Aug 31, 2014; Seattle, WA, USA; Seattle Mariners left fielder Dustin Ackley (13) hits a three-run homer against the Washington Nationals during the fifth inning at Safeco Field. Mandatory Credit: Joe Nicholson-USA TODAY Sports
Outfield (plus DH):
Nelson Cruz. The Mariners signed the 33-year old Dominican slugger to a four-year, $68 million contract this offseason to be their primary designated hitter. A slugger in the purest form, Cruz’s career slugging percentage is .501, and he averages 33 home runs per 162 games.
The Mariners paid this guy big bucks to be the powerful right-handed hitter smooshed between Cano and Seager in their lineup. Even though he is on the wrong side of 30, he hit an AL-best 40 home runs in 2014. In my 2015 prediction for Cruz, I pegged him for 30 home runs and 88 RBI to go with a .258 batting average.
With those sort of numbers, it’s no shocked he’ll be the Opening Day DH, and it’s no surprise the Mariners paid the man in free agency.
Dustin Ackley. The Mariners have made upgrades up and down their roster this offseason, though none of those additions seem destined or prepared to play left field. Much like the beginning of Spring Training in 2014, manager Lloyd McClendon is declaring the starting spot Ackley’s, letting his confident and focus grow exponentially.
Ackley has had little stability since being drafted 2nd overall in the 2011 draft. He was a first baseman in college, drafted as an outfielder, immediately moved to second base in the minors, was replaced by Nick Franklin at second base and moved to center field, moved to left field, and finally in 2014 was given just the one position to focus on.
If Ackley can hit like he did in the 2nd halves of the last two seasons for the entire 2015 season, the Mariners will have a very productive left fielder who also carries a great glove. Barring injury or some bizarre decision to trade for Alex Gordon (that’s a joke), Dustin Ackley will start in left field for the Mariners.

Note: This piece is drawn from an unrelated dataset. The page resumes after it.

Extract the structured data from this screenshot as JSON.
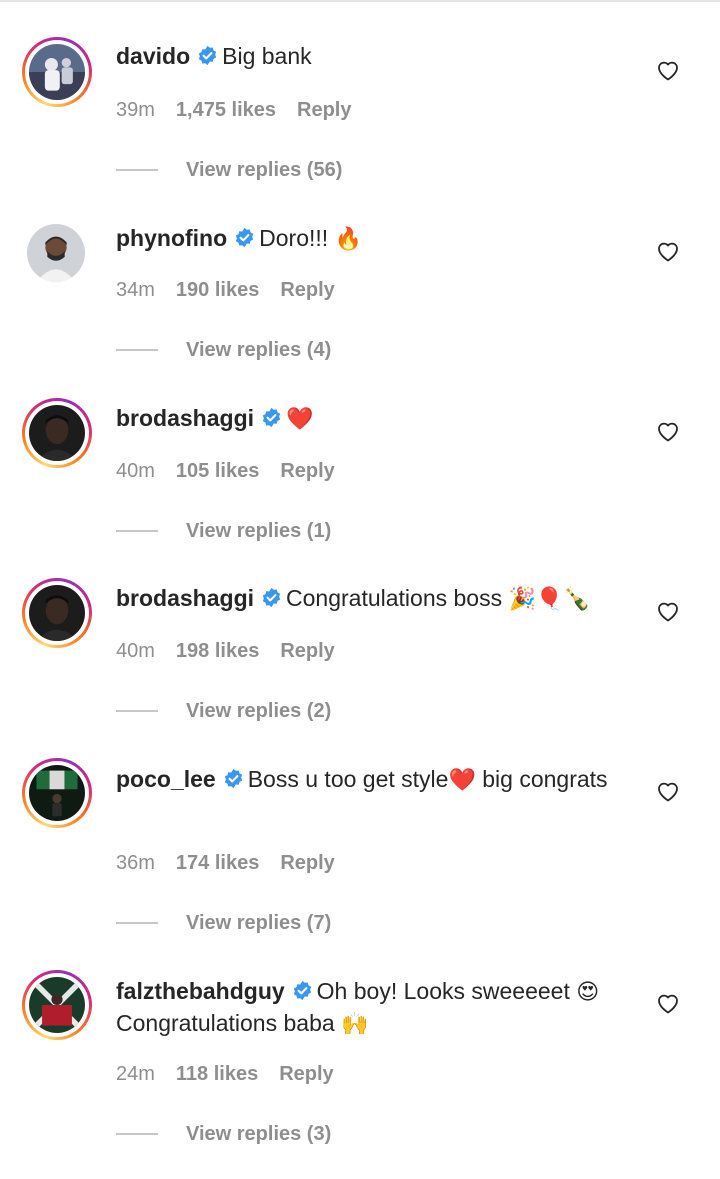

Austin Jackson. McClendon has thrown his confidence behind a 2015 resurgence for the 28-year old centerfielder. His .256/.308/.347 triple slash in 2014 was by far the worst of his career. Jackson’s defense is stellar in centerfield, and McClendon worked with him when he was the hitting coach in Detroit, so he knows Jackson’s capabilities.
Even with the 2014 slump, there’s no legitimate threat on the roster to take Jackson’s spot. James Jones could in theory, with his unreal speed both in the field and on the basepaths. But his lack of power and a poor contact rate could necessitate more time in the minor leagues.

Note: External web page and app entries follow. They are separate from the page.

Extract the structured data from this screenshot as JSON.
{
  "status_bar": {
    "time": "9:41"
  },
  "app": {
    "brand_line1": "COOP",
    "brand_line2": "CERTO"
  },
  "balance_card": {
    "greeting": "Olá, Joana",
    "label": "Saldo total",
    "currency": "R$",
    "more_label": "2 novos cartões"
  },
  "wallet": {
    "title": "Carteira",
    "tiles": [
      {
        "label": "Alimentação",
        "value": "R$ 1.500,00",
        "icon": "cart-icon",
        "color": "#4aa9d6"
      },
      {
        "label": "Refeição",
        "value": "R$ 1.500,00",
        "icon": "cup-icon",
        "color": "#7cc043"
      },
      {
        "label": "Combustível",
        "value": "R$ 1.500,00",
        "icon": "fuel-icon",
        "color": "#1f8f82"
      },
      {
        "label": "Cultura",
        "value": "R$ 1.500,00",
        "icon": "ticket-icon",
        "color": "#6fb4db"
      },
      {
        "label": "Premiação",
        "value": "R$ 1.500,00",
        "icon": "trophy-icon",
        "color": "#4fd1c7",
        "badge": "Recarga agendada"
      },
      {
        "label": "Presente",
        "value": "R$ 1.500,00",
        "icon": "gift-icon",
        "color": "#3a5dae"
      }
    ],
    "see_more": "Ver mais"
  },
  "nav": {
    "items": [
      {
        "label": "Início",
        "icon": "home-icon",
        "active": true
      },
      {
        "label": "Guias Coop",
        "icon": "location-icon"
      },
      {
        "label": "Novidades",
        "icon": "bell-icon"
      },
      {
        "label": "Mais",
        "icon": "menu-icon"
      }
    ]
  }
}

Also something else to remember: 2015 is Austin Jackson‘s contract season, so expect even better numbers because that’ just what MLB players do when their next paycheck isn’t guaranteed.

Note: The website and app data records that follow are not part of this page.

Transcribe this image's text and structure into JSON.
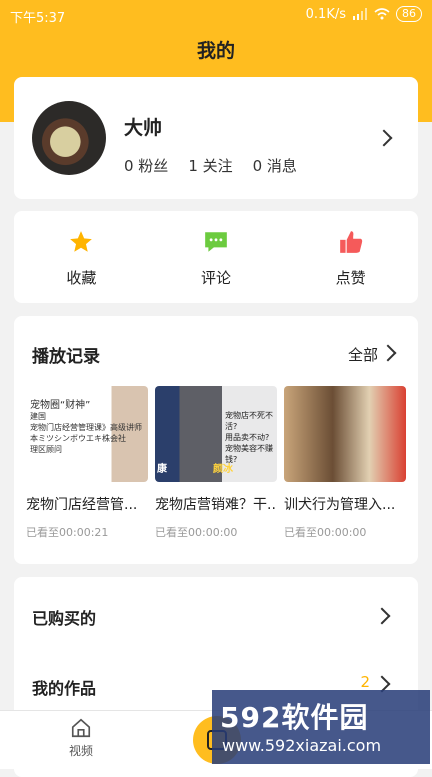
{
  "status": {
    "time": "下午5:37",
    "speed": "0.1K/s",
    "battery": "86"
  },
  "header": {
    "title": "我的"
  },
  "profile": {
    "name": "大帅",
    "fans": "0 粉丝",
    "follows": "1 关注",
    "messages": "0 消息"
  },
  "actions": [
    {
      "label": "收藏",
      "icon": "star-icon",
      "color": "#ffb400"
    },
    {
      "label": "评论",
      "icon": "comment-icon",
      "color": "#6ccb3f"
    },
    {
      "label": "点赞",
      "icon": "thumbs-up-icon",
      "color": "#f55a5a"
    }
  ],
  "history": {
    "title": "播放记录",
    "all_label": "全部",
    "items": [
      {
        "title": "宠物门店经营管...",
        "watched": "已看至00:00:21",
        "lines": [
          "宠物圈“财神”",
          "建国",
          "宠物门店经营管理课》高级讲师",
          "本ミツシンボウエキ株会社",
          "理区顾问"
        ]
      },
      {
        "title": "宠物店营销难？干...",
        "watched": "已看至00:00:00",
        "lines": [
          "宠物店不死不活?",
          "用品卖不动?",
          "宠物美容不赚钱?",
          "康",
          "颜冰"
        ]
      },
      {
        "title": "训犬行为管理入...",
        "watched": "已看至00:00:00",
        "lines": []
      }
    ]
  },
  "purchased": {
    "label": "已购买的"
  },
  "works": {
    "label": "我的作品",
    "count": "2"
  },
  "tabs": {
    "video": "视频"
  },
  "watermark": {
    "brand": "592软件园",
    "url": "www.592xiazai.com"
  }
}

Seth Smith. Not to be confused with Sam Smith. Seth was picked up in a trade with the San Diego Padres this offseason. With a very cost controlled, team-friendly contract ($6 million in 2015, 6.75 in 2016, and a 7 million team option in 2017) Smith has the opportunity to be one of the most valuable members of the Mariners roster.
Yes, the Mariners also traded for right fielder Justin Ruggiano, but Smith’s history of consistent hitting, especially against righties, has him winning the starting job. The two will likely platoon in right field, with Justin Ruggiano also spelling Ackley in left from time to time when the lineup needs more right-handed bats.
Smith has a career .347 OBP, so don’t be surprised when McClendon throws him in the 2-hole ahead of Cano in the lineup. Deeper now from top to bottom, the Mariners lineup will be more potent and powerful than it has been in quite some time.
Here’s how the positional starters will shake out:
Sep 27, 2014; Seattle, WA, USA; Seattle Mariners center fielder Austin Jackson (16) reacts after striking out to end the eighth inning against the Los Angeles Angels at Safeco Field. Mandatory Credit: Joe Nicholson-USA TODAY Sports
Austin Jackson 8
Nelson Cruz DH
Kyle Seager 5
Dustin Ackley 7
Looking at this potential Mariners lineup, one can’t not be excited (aka you should be excited). The middle of the order is potent, the top of the order is dependable (if Jackson gets back in his groove). And the bottom of the lineup has power potential and some serious upside.
Ackley could find his way into the 2-hole as the season progresses, and Zunino could leapfrog LoMo to provide a better lefty-righty balance in the middle of the order.
Either way, the Mariners have a shot at being one of the better offensive teams in 2015.
Not to mention what should be another stellar year from the Mariners’ pitching staff…